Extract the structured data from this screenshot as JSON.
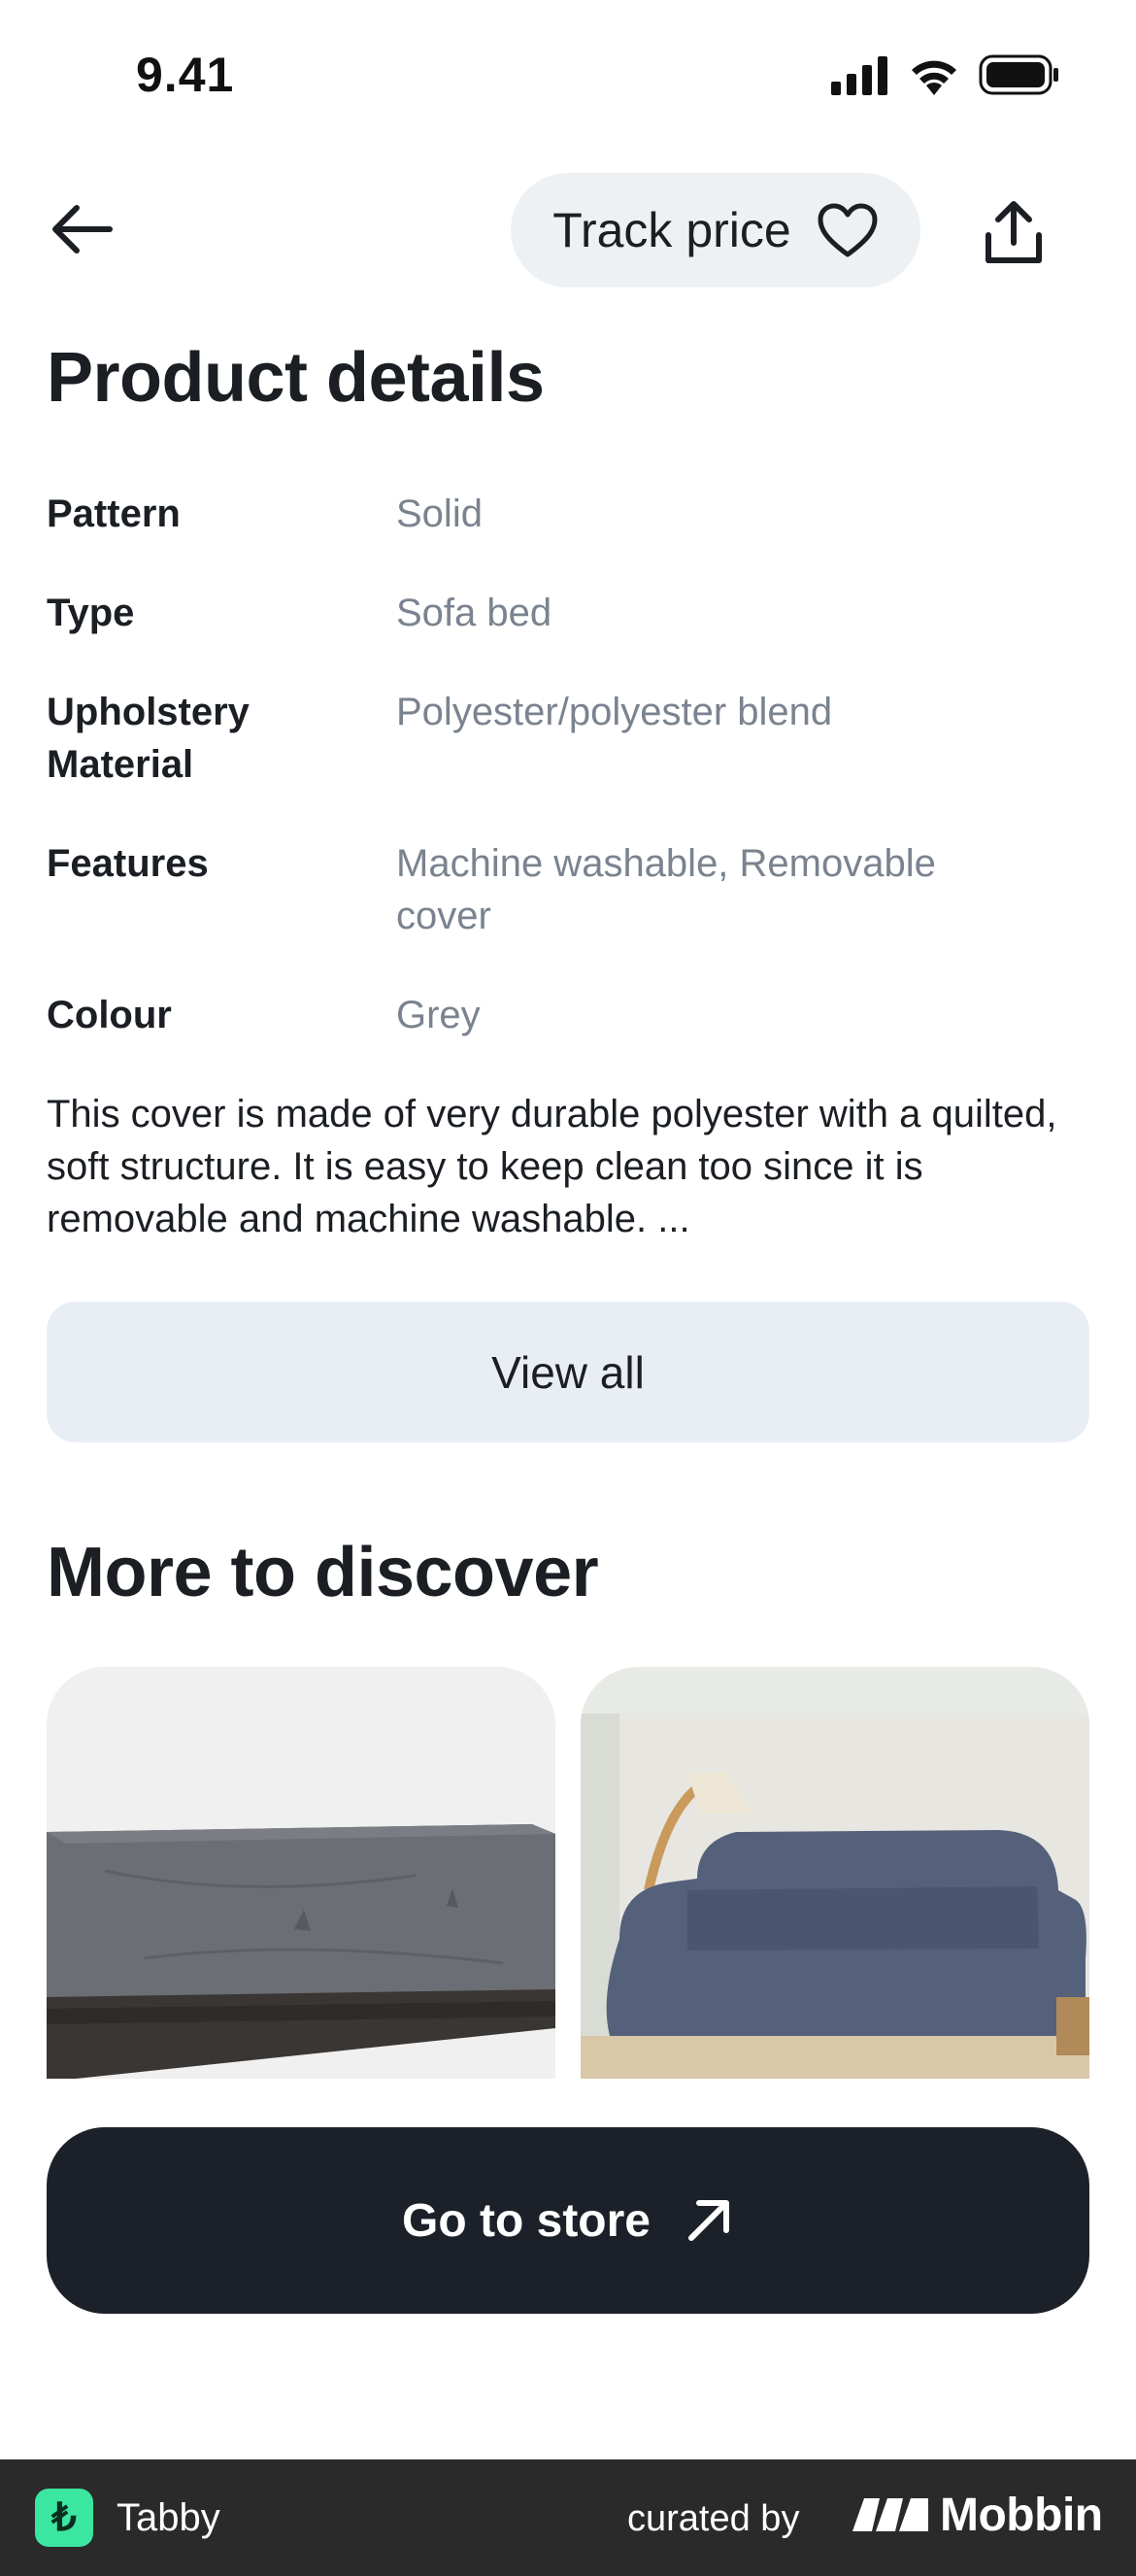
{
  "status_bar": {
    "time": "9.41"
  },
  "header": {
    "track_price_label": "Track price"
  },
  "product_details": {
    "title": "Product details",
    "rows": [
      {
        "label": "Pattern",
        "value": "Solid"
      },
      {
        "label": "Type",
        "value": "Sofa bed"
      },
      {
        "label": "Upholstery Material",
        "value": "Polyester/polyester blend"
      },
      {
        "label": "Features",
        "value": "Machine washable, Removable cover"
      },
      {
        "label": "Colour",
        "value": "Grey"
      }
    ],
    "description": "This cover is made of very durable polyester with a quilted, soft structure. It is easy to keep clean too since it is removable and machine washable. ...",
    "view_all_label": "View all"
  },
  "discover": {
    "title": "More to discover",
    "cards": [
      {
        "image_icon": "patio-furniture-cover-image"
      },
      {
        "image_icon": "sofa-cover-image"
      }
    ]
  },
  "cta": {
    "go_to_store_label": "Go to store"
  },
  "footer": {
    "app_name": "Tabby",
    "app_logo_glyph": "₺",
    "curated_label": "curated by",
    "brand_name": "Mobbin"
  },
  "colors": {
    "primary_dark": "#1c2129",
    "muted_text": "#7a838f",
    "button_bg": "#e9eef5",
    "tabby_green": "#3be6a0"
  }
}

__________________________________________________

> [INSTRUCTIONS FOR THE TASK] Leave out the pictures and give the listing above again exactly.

> [YOUR SOLUTION]
Extract the structured data from this screenshot as JSON.
{
  "status_bar": {
    "time": "9.41"
  },
  "header": {
    "track_price_label": "Track price"
  },
  "product_details": {
    "title": "Product details",
    "rows": [
      {
        "label": "Pattern",
        "value": "Solid"
      },
      {
        "label": "Type",
        "value": "Sofa bed"
      },
      {
        "label": "Upholstery Material",
        "value": "Polyester/polyester blend"
      },
      {
        "label": "Features",
        "value": "Machine washable, Removable cover"
      },
      {
        "label": "Colour",
        "value": "Grey"
      }
    ],
    "description": "This cover is made of very durable polyester with a quilted, soft structure. It is easy to keep clean too since it is removable and machine washable. ...",
    "view_all_label": "View all"
  },
  "discover": {
    "title": "More to discover",
    "cards": [
      {
        "image_icon": "patio-furniture-cover-image"
      },
      {
        "image_icon": "sofa-cover-image"
      }
    ]
  },
  "cta": {
    "go_to_store_label": "Go to store"
  },
  "footer": {
    "app_name": "Tabby",
    "app_logo_glyph": "₺",
    "curated_label": "curated by",
    "brand_name": "Mobbin"
  },
  "colors": {
    "primary_dark": "#1c2129",
    "muted_text": "#7a838f",
    "button_bg": "#e9eef5",
    "tabby_green": "#3be6a0"
  }
}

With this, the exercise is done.